CIA Psychic Pioneer Explains How Physics Would Have to Change for ESP

"Our answer is a member of the class of things that can explain psychic abilities."

The film The Men Who Stare at Goats had a long laugh at the United States Army’s 20-year-long attempt to use psychic powers to kill animals. Those experiments grew out of the work of physicist Russell Targ, Ph.D., whose studies on psychic “remote viewing” at the Stanford Research Institute in the 1970s drew the attention of the CIA, which later turned it into the goat-felling Stargate Project. That project was abandoned in 1995, and Targ’s work has been panned as pseudoscience ever since. But he stands by what he saw: people who could perceive hidden targets using only their minds.

How a Brutal Murder Had a Profound Ripple Effect on Scientific Thought

A viral story of 38 do-nothing witnesses changed sociology, psychology, and neuroscience.

When 28-year-old Catherine Susan Genovese was killed outside her apartment in Kew Gardens, Queens, 38 people reportedly witnessed the attack but didn’t get involved.

Known to her friends as Kitty, she had only lived at 82-70 Austin Street for a year with her girlfriend, Mary Ann Zielonko, before returning on the night of March 13 from her job managing a bar.

Scientists Think a Gene Causes Birth Control to Fail in Some Women

"We have just always assumed a woman had done something wrong."

Today, there are a variety of contraceptives available that greatly lower the odds of becoming pregnant, but there’s no guarantee attached to any one method.
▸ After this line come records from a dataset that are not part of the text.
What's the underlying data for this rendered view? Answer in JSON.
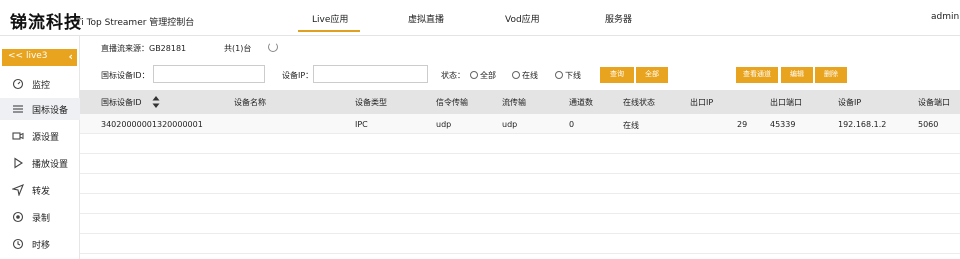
{
  "header": {
    "brand": "锑流科技",
    "subtitle": "Ti Top Streamer 管理控制台",
    "nav": [
      "Live应用",
      "虚拟直播",
      "Vod应用",
      "服务器"
    ],
    "user": "admin"
  },
  "sidebar": {
    "app": "<< live3",
    "collapse": "‹",
    "items": [
      {
        "label": "监控",
        "icon": "gauge-icon"
      },
      {
        "label": "国标设备",
        "icon": "list-icon"
      },
      {
        "label": "源设置",
        "icon": "camera-icon"
      },
      {
        "label": "播放设置",
        "icon": "play-icon"
      },
      {
        "label": "转发",
        "icon": "send-icon"
      },
      {
        "label": "录制",
        "icon": "record-icon"
      },
      {
        "label": "时移",
        "icon": "clock-icon"
      }
    ]
  },
  "toolbar": {
    "source": "直播流来源：GB28181",
    "count": "共(1)台"
  },
  "filters": {
    "device_id_label": "国标设备ID：",
    "device_ip_label": "设备IP：",
    "status_label": "状态：",
    "status_options": [
      "全部",
      "在线",
      "下线"
    ],
    "query": "查询",
    "all": "全部",
    "view_channels": "查看通道",
    "edit": "编辑",
    "delete": "删除"
  },
  "table": {
    "columns": [
      "国标设备ID",
      "设备名称",
      "设备类型",
      "信令传输",
      "流传输",
      "通道数",
      "在线状态",
      "出口IP",
      "出口端口",
      "设备IP",
      "设备端口"
    ],
    "rows": [
      [
        "34020000001320000001",
        "",
        "IPC",
        "udp",
        "udp",
        "0",
        "在线",
        "29",
        "45339",
        "192.168.1.2",
        "5060"
      ]
    ]
  }
}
While ineffectiveness is often blamed on women not taking their birth control properly, new research suggests some women carry a gene that breaks down the hormones commonly found in contraceptives, meaning that they can still become pregnant even if they use hormonal birth control. A study on the gene was published Tuesday in Obstetrics & Gynecology.